Taking Liberties: Why postliberals are wrong about personal freedom
- Postliberalism has emerged as an influential ideology, especially on the political right. Its leading figures include Patrick Deneen and Adrian Vermeule in the U.S. and Philip Blond and Nick Timothy in the U.K.
- Postliberals claim that liberalism has caused the woes of the contemporary West. They use ‘liberalism’ to cover both classical liberals and liberals in the modern American sense: that is, left-wing progressives. Postliberals reject the liberal tenet that the state should be neutral about the nature of the good life. Instead, it should use its powers to promote a Christian and communitarian conception of the good life.
- Postliberals fail to make their case that liberalism has harmed Western populations because they do not take proper account of the gains due to liberalism. And much of what they lament is caused not by individual liberty but by the growth of the state since WWI.
- Postliberals claim, however, that the individualism of classical liberalism inevitably leads to the growth of the state. Alas, they mistake individualism for the view that the state should remove all impediments to the satisfaction of individuals’ desires when, in fact, it is the view that individuals should make decisions for themselves.

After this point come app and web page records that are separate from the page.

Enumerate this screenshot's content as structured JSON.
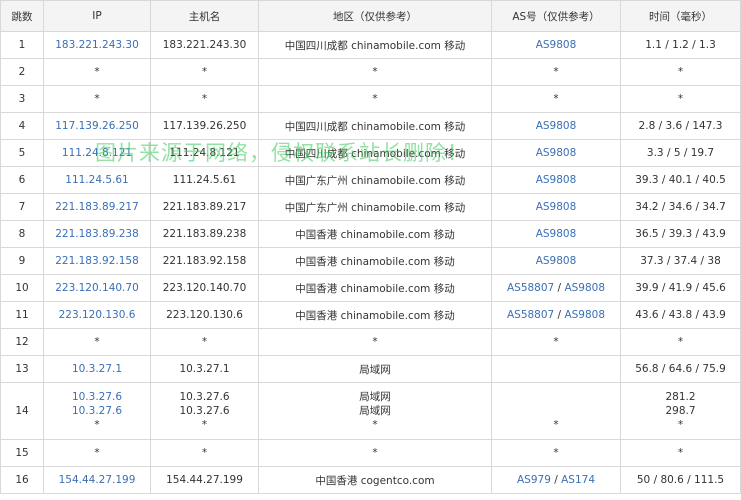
{
  "headers": [
    "跳数",
    "IP",
    "主机名",
    "地区（仅供参考）",
    "AS号（仅供参考）",
    "时间（毫秒）"
  ],
  "rows": [
    {
      "hop": "1",
      "ip": [
        "183.221.243.30"
      ],
      "host": [
        "183.221.243.30"
      ],
      "region": [
        "中国四川成都 chinamobile.com 移动"
      ],
      "as": [
        "AS9808"
      ],
      "time": [
        "1.1 / 1.2 / 1.3"
      ]
    },
    {
      "hop": "2",
      "ip": [
        "*"
      ],
      "host": [
        "*"
      ],
      "region": [
        "*"
      ],
      "as": [
        "*"
      ],
      "time": [
        "*"
      ]
    },
    {
      "hop": "3",
      "ip": [
        "*"
      ],
      "host": [
        "*"
      ],
      "region": [
        "*"
      ],
      "as": [
        "*"
      ],
      "time": [
        "*"
      ]
    },
    {
      "hop": "4",
      "ip": [
        "117.139.26.250"
      ],
      "host": [
        "117.139.26.250"
      ],
      "region": [
        "中国四川成都 chinamobile.com 移动"
      ],
      "as": [
        "AS9808"
      ],
      "time": [
        "2.8 / 3.6 / 147.3"
      ]
    },
    {
      "hop": "5",
      "ip": [
        "111.24.8.121"
      ],
      "host": [
        "111.24.8.121"
      ],
      "region": [
        "中国四川成都 chinamobile.com 移动"
      ],
      "as": [
        "AS9808"
      ],
      "time": [
        "3.3 / 5 / 19.7"
      ]
    },
    {
      "hop": "6",
      "ip": [
        "111.24.5.61"
      ],
      "host": [
        "111.24.5.61"
      ],
      "region": [
        "中国广东广州 chinamobile.com 移动"
      ],
      "as": [
        "AS9808"
      ],
      "time": [
        "39.3 / 40.1 / 40.5"
      ]
    },
    {
      "hop": "7",
      "ip": [
        "221.183.89.217"
      ],
      "host": [
        "221.183.89.217"
      ],
      "region": [
        "中国广东广州 chinamobile.com 移动"
      ],
      "as": [
        "AS9808"
      ],
      "time": [
        "34.2 / 34.6 / 34.7"
      ]
    },
    {
      "hop": "8",
      "ip": [
        "221.183.89.238"
      ],
      "host": [
        "221.183.89.238"
      ],
      "region": [
        "中国香港 chinamobile.com 移动"
      ],
      "as": [
        "AS9808"
      ],
      "time": [
        "36.5 / 39.3 / 43.9"
      ]
    },
    {
      "hop": "9",
      "ip": [
        "221.183.92.158"
      ],
      "host": [
        "221.183.92.158"
      ],
      "region": [
        "中国香港 chinamobile.com 移动"
      ],
      "as": [
        "AS9808"
      ],
      "time": [
        "37.3 / 37.4 / 38"
      ]
    },
    {
      "hop": "10",
      "ip": [
        "223.120.140.70"
      ],
      "host": [
        "223.120.140.70"
      ],
      "region": [
        "中国香港 chinamobile.com 移动"
      ],
      "as": [
        "AS58807",
        "AS9808"
      ],
      "time": [
        "39.9 / 41.9 / 45.6"
      ]
    },
    {
      "hop": "11",
      "ip": [
        "223.120.130.6"
      ],
      "host": [
        "223.120.130.6"
      ],
      "region": [
        "中国香港 chinamobile.com 移动"
      ],
      "as": [
        "AS58807",
        "AS9808"
      ],
      "time": [
        "43.6 / 43.8 / 43.9"
      ]
    },
    {
      "hop": "12",
      "ip": [
        "*"
      ],
      "host": [
        "*"
      ],
      "region": [
        "*"
      ],
      "as": [
        "*"
      ],
      "time": [
        "*"
      ]
    },
    {
      "hop": "13",
      "ip": [
        "10.3.27.1"
      ],
      "host": [
        "10.3.27.1"
      ],
      "region": [
        "局域网"
      ],
      "as": [],
      "time": [
        "56.8 / 64.6 / 75.9"
      ]
    },
    {
      "hop": "14",
      "ip": [
        "10.3.27.6",
        "10.3.27.6",
        "*"
      ],
      "host": [
        "10.3.27.6",
        "10.3.27.6",
        "*"
      ],
      "region": [
        "局域网",
        "局域网",
        "*"
      ],
      "as_multiline": [
        "",
        "",
        "*"
      ],
      "time": [
        "281.2",
        "298.7",
        "*"
      ]
    },
    {
      "hop": "15",
      "ip": [
        "*"
      ],
      "host": [
        "*"
      ],
      "region": [
        "*"
      ],
      "as": [
        "*"
      ],
      "time": [
        "*"
      ]
    },
    {
      "hop": "16",
      "ip": [
        "154.44.27.199"
      ],
      "host": [
        "154.44.27.199"
      ],
      "region": [
        "中国香港 cogentco.com"
      ],
      "as": [
        "AS979",
        "AS174"
      ],
      "time": [
        "50 / 80.6 / 111.5"
      ]
    }
  ],
  "watermark": "图片来源于网络，侵权联系站长删除！",
  "colors": {
    "link": "#3a6fb5",
    "header_bg": "#f4f4f4",
    "border": "#d8d8d8",
    "watermark": "#3cc85a"
  }
}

They are wrong to conflate classical liberalism and progressivism.
- They are also wrong to recommend that politicians promote a particular conception of the good life. No one is clever enough to know how strangers should live better than those strangers do themselves. And no one is virtuous enough to be trusted with the power to make others live as he sees fit.